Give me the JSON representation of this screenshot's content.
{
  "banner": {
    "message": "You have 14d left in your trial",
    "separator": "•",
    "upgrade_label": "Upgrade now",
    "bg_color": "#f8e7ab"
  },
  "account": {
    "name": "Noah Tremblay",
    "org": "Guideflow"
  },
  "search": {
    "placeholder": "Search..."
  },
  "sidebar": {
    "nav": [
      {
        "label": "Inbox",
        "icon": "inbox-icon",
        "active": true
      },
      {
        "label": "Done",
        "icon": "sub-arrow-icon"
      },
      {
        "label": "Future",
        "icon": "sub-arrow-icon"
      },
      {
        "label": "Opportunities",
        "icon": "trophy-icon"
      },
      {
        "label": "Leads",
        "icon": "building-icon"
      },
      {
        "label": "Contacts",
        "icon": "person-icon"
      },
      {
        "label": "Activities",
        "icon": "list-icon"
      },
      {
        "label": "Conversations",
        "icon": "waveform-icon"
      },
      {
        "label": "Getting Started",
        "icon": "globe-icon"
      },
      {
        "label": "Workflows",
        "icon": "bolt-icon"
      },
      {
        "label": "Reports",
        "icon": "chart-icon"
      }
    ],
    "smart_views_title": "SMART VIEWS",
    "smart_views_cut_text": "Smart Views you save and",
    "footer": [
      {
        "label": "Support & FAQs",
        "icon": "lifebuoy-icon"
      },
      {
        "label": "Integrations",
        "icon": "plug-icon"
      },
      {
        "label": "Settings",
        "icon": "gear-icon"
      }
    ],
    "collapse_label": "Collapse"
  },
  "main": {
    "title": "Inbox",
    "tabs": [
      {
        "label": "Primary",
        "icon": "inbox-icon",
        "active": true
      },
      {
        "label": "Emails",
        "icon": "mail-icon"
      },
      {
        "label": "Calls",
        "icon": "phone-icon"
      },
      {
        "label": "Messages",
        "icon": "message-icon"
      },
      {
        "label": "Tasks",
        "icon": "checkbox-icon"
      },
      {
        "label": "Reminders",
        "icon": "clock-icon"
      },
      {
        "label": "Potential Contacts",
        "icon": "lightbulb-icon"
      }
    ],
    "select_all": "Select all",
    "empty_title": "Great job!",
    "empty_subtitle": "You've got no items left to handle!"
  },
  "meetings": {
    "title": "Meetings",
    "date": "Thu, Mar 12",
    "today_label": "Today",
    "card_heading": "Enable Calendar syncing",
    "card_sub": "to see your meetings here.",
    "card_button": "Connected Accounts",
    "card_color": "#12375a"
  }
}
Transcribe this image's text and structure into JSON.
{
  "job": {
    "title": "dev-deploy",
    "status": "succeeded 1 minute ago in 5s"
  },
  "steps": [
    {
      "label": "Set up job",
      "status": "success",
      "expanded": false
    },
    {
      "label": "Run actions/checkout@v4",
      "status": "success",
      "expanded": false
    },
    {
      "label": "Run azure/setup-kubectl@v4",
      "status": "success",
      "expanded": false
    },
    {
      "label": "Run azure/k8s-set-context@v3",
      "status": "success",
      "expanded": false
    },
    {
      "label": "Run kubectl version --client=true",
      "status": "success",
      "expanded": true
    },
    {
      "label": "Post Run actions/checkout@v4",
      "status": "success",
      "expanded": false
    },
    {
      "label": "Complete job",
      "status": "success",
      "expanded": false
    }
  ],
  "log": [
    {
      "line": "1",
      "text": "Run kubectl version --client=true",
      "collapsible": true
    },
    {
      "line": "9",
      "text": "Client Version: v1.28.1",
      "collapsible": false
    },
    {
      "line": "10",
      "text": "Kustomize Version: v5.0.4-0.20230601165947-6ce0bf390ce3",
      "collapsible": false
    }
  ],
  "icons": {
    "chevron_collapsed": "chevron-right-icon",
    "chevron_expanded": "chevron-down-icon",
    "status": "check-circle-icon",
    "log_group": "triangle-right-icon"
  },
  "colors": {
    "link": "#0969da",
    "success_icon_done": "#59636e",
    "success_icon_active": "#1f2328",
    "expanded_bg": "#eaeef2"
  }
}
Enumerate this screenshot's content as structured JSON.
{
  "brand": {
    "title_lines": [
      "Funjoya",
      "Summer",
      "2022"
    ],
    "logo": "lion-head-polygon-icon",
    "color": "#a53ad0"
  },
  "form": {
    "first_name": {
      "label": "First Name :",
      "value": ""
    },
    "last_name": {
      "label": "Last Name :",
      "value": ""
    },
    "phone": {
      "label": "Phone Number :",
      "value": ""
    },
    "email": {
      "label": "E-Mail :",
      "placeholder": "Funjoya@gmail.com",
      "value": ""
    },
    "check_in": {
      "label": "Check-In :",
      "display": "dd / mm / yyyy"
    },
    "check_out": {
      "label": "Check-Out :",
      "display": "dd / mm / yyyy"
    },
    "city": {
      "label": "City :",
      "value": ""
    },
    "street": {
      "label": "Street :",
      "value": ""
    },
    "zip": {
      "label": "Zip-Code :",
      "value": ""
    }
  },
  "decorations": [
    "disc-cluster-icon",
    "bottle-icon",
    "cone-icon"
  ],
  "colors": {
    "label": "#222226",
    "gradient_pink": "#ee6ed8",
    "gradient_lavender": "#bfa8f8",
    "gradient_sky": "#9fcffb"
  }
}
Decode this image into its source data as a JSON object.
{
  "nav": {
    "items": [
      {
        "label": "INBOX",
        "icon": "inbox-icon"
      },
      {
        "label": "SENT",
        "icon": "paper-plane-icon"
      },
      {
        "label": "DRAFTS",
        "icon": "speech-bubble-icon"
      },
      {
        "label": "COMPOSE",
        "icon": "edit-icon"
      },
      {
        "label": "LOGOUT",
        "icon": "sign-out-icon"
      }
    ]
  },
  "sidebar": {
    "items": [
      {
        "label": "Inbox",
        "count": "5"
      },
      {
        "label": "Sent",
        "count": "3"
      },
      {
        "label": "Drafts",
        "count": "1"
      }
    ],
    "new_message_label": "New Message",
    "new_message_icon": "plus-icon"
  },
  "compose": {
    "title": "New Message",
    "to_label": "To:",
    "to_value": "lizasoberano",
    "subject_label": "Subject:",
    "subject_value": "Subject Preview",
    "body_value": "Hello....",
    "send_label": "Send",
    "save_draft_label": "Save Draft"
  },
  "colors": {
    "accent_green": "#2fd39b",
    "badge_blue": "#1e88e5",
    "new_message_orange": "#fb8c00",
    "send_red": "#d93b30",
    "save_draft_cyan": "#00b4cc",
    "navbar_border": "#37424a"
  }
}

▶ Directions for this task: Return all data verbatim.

▶ Result:
Give me the JSON representation of this screenshot's content.
{
  "banner": {
    "message": "You have 14d left in your trial",
    "separator": "•",
    "upgrade_label": "Upgrade now",
    "bg_color": "#f8e7ab"
  },
  "account": {
    "name": "Noah Tremblay",
    "org": "Guideflow"
  },
  "search": {
    "placeholder": "Search..."
  },
  "sidebar": {
    "nav": [
      {
        "label": "Inbox",
        "icon": "inbox-icon",
        "active": true
      },
      {
        "label": "Done",
        "icon": "sub-arrow-icon"
      },
      {
        "label": "Future",
        "icon": "sub-arrow-icon"
      },
      {
        "label": "Opportunities",
        "icon": "trophy-icon"
      },
      {
        "label": "Leads",
        "icon": "building-icon"
      },
      {
        "label": "Contacts",
        "icon": "person-icon"
      },
      {
        "label": "Activities",
        "icon": "list-icon"
      },
      {
        "label": "Conversations",
        "icon": "waveform-icon"
      },
      {
        "label": "Getting Started",
        "icon": "globe-icon"
      },
      {
        "label": "Workflows",
        "icon": "bolt-icon"
      },
      {
        "label": "Reports",
        "icon": "chart-icon"
      }
    ],
    "smart_views_title": "SMART VIEWS",
    "smart_views_cut_text": "Smart Views you save and",
    "footer": [
      {
        "label": "Support & FAQs",
        "icon": "lifebuoy-icon"
      },
      {
        "label": "Integrations",
        "icon": "plug-icon"
      },
      {
        "label": "Settings",
        "icon": "gear-icon"
      }
    ],
    "collapse_label": "Collapse"
  },
  "main": {
    "title": "Inbox",
    "tabs": [
      {
        "label": "Primary",
        "icon": "inbox-icon",
        "active": true
      },
      {
        "label": "Emails",
        "icon": "mail-icon"
      },
      {
        "label": "Calls",
        "icon": "phone-icon"
      },
      {
        "label": "Messages",
        "icon": "message-icon"
      },
      {
        "label": "Tasks",
        "icon": "checkbox-icon"
      },
      {
        "label": "Reminders",
        "icon": "clock-icon"
      },
      {
        "label": "Potential Contacts",
        "icon": "lightbulb-icon"
      }
    ],
    "select_all": "Select all",
    "empty_title": "Great job!",
    "empty_subtitle": "You've got no items left to handle!"
  },
  "meetings": {
    "title": "Meetings",
    "date": "Thu, Mar 12",
    "today_label": "Today",
    "card_heading": "Enable Calendar syncing",
    "card_sub": "to see your meetings here.",
    "card_button": "Connected Accounts",
    "card_color": "#12375a"
  }
}
Transcribe this image's text and structure into JSON.
{
  "job": {
    "title": "dev-deploy",
    "status": "succeeded 1 minute ago in 5s"
  },
  "steps": [
    {
      "label": "Set up job",
      "status": "success",
      "expanded": false
    },
    {
      "label": "Run actions/checkout@v4",
      "status": "success",
      "expanded": false
    },
    {
      "label": "Run azure/setup-kubectl@v4",
      "status": "success",
      "expanded": false
    },
    {
      "label": "Run azure/k8s-set-context@v3",
      "status": "success",
      "expanded": false
    },
    {
      "label": "Run kubectl version --client=true",
      "status": "success",
      "expanded": true
    },
    {
      "label": "Post Run actions/checkout@v4",
      "status": "success",
      "expanded": false
    },
    {
      "label": "Complete job",
      "status": "success",
      "expanded": false
    }
  ],
  "log": [
    {
      "line": "1",
      "text": "Run kubectl version --client=true",
      "collapsible": true
    },
    {
      "line": "9",
      "text": "Client Version: v1.28.1",
      "collapsible": false
    },
    {
      "line": "10",
      "text": "Kustomize Version: v5.0.4-0.20230601165947-6ce0bf390ce3",
      "collapsible": false
    }
  ],
  "icons": {
    "chevron_collapsed": "chevron-right-icon",
    "chevron_expanded": "chevron-down-icon",
    "status": "check-circle-icon",
    "log_group": "triangle-right-icon"
  },
  "colors": {
    "link": "#0969da",
    "success_icon_done": "#59636e",
    "success_icon_active": "#1f2328",
    "expanded_bg": "#eaeef2"
  }
}
Enumerate this screenshot's content as structured JSON.
{
  "brand": {
    "title_lines": [
      "Funjoya",
      "Summer",
      "2022"
    ],
    "logo": "lion-head-polygon-icon",
    "color": "#a53ad0"
  },
  "form": {
    "first_name": {
      "label": "First Name :",
      "value": ""
    },
    "last_name": {
      "label": "Last Name :",
      "value": ""
    },
    "phone": {
      "label": "Phone Number :",
      "value": ""
    },
    "email": {
      "label": "E-Mail :",
      "placeholder": "Funjoya@gmail.com",
      "value": ""
    },
    "check_in": {
      "label": "Check-In :",
      "display": "dd / mm / yyyy"
    },
    "check_out": {
      "label": "Check-Out :",
      "display": "dd / mm / yyyy"
    },
    "city": {
      "label": "City :",
      "value": ""
    },
    "street": {
      "label": "Street :",
      "value": ""
    },
    "zip": {
      "label": "Zip-Code :",
      "value": ""
    }
  },
  "decorations": [
    "disc-cluster-icon",
    "bottle-icon",
    "cone-icon"
  ],
  "colors": {
    "label": "#222226",
    "gradient_pink": "#ee6ed8",
    "gradient_lavender": "#bfa8f8",
    "gradient_sky": "#9fcffb"
  }
}
Decode this image into its source data as a JSON object.
{
  "nav": {
    "items": [
      {
        "label": "INBOX",
        "icon": "inbox-icon"
      },
      {
        "label": "SENT",
        "icon": "paper-plane-icon"
      },
      {
        "label": "DRAFTS",
        "icon": "speech-bubble-icon"
      },
      {
        "label": "COMPOSE",
        "icon": "edit-icon"
      },
      {
        "label": "LOGOUT",
        "icon": "sign-out-icon"
      }
    ]
  },
  "sidebar": {
    "items": [
      {
        "label": "Inbox",
        "count": "5"
      },
      {
        "label": "Sent",
        "count": "3"
      },
      {
        "label": "Drafts",
        "count": "1"
      }
    ],
    "new_message_label": "New Message",
    "new_message_icon": "plus-icon"
  },
  "compose": {
    "title": "New Message",
    "to_label": "To:",
    "to_value": "lizasoberano",
    "subject_label": "Subject:",
    "subject_value": "Subject Preview",
    "body_value": "Hello....",
    "send_label": "Send",
    "save_draft_label": "Save Draft"
  },
  "colors": {
    "accent_green": "#2fd39b",
    "badge_blue": "#1e88e5",
    "new_message_orange": "#fb8c00",
    "send_red": "#d93b30",
    "save_draft_cyan": "#00b4cc",
    "navbar_border": "#37424a"
  }
}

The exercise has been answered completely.